Like the recent AUGUST:OSAGE COUNTY or the Melbourne Theatre Company’s RICHARD III this was an engaging time, well spent. The glow of a well-told story wreathed us as we staggered to our taxi.
Looking at some of the response I have had to the Sydney Theatre Company’s presentation of THE TRIAL, it seems attention should be considered to the offered repertoire. Variety is important.
The acting in the company was mostly of a high order. Especially Eugenia LIANG Kun-Yan as the Empress Dowager, dignity and grief and power right through to the curtain call; SK ZHANG Shi-Kai; Adam SUN Qiao; Gordon GUO Zi-Qing; Cameo LOU Yun; Lucy HUANG Qian-Yun as De Ling and delightfully Shirley SONG Xue-Ni as the flustering cook/servant. Many others to mention as well.
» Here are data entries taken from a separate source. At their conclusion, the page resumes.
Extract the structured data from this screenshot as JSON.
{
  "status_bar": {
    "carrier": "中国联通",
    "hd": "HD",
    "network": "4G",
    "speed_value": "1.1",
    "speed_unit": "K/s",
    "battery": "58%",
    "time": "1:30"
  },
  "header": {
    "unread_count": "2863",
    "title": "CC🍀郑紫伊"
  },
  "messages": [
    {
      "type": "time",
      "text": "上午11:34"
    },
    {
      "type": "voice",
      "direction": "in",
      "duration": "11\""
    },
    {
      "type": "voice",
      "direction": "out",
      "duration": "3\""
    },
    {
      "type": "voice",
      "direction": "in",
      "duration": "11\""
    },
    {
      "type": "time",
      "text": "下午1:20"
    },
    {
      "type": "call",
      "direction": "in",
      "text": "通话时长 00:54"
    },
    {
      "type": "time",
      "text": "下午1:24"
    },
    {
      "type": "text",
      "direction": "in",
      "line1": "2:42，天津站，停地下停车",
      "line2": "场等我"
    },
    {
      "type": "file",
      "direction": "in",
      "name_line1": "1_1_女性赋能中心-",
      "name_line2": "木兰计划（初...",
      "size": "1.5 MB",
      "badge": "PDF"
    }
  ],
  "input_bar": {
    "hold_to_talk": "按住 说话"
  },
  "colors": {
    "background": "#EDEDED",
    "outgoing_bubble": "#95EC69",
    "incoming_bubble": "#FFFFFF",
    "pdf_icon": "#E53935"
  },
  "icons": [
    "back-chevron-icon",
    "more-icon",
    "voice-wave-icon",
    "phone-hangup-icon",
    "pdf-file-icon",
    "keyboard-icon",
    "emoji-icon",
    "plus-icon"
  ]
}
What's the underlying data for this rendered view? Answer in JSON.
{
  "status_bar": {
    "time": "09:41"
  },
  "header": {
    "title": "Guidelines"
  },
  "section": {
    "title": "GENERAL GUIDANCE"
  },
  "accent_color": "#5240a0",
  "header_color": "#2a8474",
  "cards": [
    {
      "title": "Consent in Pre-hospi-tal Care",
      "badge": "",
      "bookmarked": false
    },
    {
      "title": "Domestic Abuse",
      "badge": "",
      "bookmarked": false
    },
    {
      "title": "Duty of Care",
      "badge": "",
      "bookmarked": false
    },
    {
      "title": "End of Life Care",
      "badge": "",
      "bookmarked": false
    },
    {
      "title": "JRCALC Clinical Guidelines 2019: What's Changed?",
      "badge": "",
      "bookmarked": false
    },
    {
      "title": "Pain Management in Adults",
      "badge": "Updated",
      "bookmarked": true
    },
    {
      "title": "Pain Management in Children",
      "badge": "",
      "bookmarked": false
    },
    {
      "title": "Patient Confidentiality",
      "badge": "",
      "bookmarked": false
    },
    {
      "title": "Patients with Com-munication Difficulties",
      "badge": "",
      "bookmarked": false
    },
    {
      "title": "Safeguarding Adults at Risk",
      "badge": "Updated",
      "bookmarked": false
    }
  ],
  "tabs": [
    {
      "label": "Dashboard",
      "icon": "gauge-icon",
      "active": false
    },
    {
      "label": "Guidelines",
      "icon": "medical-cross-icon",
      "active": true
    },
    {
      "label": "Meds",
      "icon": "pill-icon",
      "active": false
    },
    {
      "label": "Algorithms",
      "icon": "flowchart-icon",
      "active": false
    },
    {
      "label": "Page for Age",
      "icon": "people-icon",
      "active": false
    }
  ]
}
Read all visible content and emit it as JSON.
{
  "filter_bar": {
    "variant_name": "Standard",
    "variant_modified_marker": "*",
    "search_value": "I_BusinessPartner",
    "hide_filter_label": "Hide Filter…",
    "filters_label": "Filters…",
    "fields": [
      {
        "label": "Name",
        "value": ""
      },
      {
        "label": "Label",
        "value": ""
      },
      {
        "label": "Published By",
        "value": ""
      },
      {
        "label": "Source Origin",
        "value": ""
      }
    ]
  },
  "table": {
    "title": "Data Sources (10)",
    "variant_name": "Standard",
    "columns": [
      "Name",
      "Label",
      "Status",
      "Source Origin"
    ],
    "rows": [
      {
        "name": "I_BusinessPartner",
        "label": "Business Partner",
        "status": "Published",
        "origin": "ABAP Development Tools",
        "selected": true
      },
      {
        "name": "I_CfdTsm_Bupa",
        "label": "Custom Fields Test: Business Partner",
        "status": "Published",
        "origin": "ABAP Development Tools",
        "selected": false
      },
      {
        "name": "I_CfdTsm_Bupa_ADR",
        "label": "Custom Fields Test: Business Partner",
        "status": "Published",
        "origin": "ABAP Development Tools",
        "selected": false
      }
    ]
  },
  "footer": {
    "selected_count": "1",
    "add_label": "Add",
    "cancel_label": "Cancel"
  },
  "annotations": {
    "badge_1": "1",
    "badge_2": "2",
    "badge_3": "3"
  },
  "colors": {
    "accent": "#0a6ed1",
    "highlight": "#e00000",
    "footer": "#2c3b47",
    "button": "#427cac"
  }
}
The Design elements, specially the costumes and the furniture/props were excellent in establishing the many changes in location (Gordon GUO Zi-Qing, also one of the actors).
The credit for the success of the evening must go to the director WANG Hui-Li. Graduating from the Shanghai Theatre Academy China in 1957, Ms WANG Hui-Li arrived in Australia in 1989 and established ‘Sydney Australian Chinese Children Playhouse’ in 1994. She has worked with the CATHAY PLAYHOUSE since 2005. This is a very assured and highly skilled story-teller.
In a week when one is enlightened by NAMATJIRA, and SEVEN KILOMETRES NORTH-EAST the joy of meeting another part of the multi-cultural fabric of our art’s community and having a very satisfactory night, that became more than one of duty and respect, was a gift.
Last week I also attended the MacDonald High School’s production of the full length ballet DON QUIXOTE out at Riverside, Parramatta and also had a good time.
“TO DIFFUSE ART AND GUARD OUR DREAMS”, indeed.